Sweden is Well on its Way to Becoming the First Cashless Society in the World

Asking a Swede if they have change for a five will soon be like offering to pay for your coffee with a silver dollar.

Which is to say cash will soon be obsolete in Sweden.

“Cash is still an important means of payment in many countries’ markets, but that no longer applies here in Sweden,” says KTH Royal Institute of Technology researcher Niklas Arvidsson with amusing condescendence. “Our use of cash is small, and it’s decreasing rapidly.”

This is largely because Swedish banks are keen to be early adopters of advanced IT systems, which is complemented by a strong consumer tradition of welcoming electronic payment services. One of those services is Swish, a mobile payment app that’s widely accepted by banks across Sweden and Denmark. In fact, some bank branches in Sweden don’t even accept cash anymore. Those that do are required to ask customers to explain where the cash comes from as part of a crackdown on money laundering and terrorist financing, which obviously no one wants to deal with.

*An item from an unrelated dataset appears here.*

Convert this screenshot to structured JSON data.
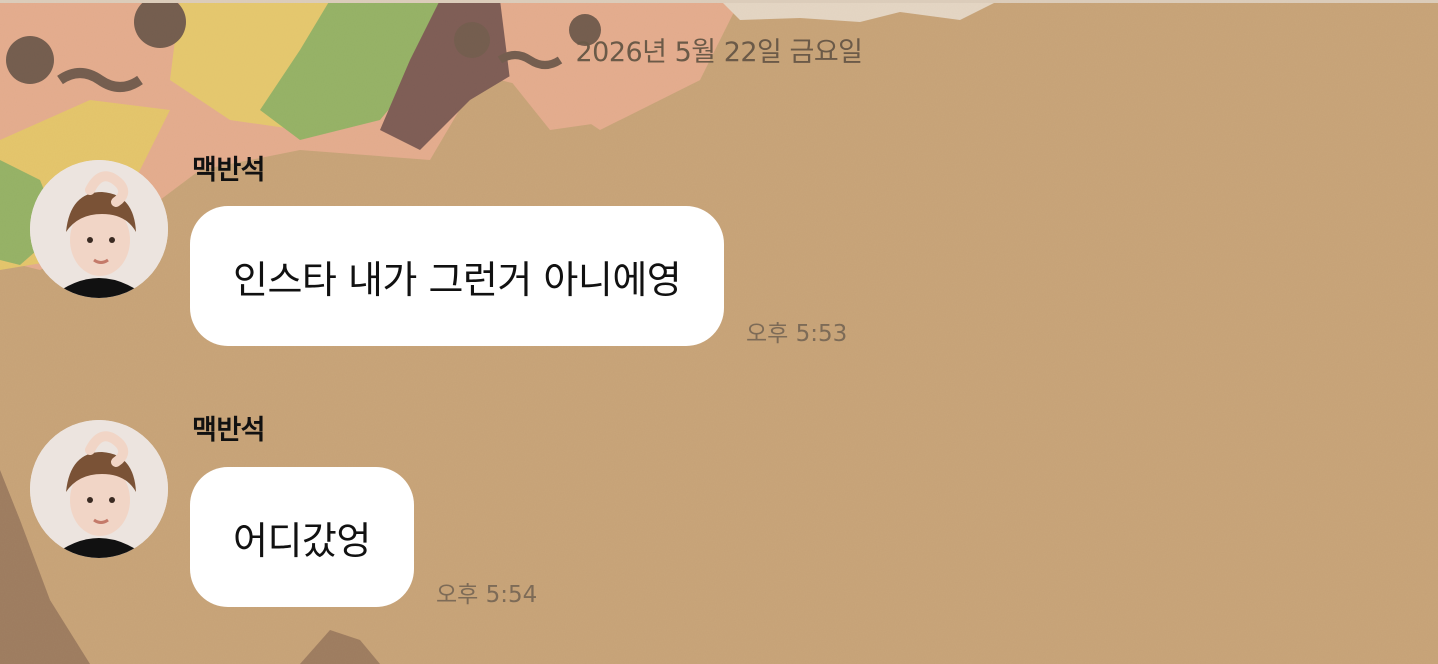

The next step will be for Swish to become the standard payment method for retail transactions and e-commerce, after which the country will undergo a full revolution of the banking system.

There are now more than 20% fewer Swedish crowns in circulation than there were six years ago, and only between 40 and 60 percent of that is actually in regular circulation.

In the meantime, the central bank and economists of Sweden are trying to reach a consensus about which financial instruments and methods of payment could potentially replace the country’s currency.

Looks like they’re giving Canada a run for their money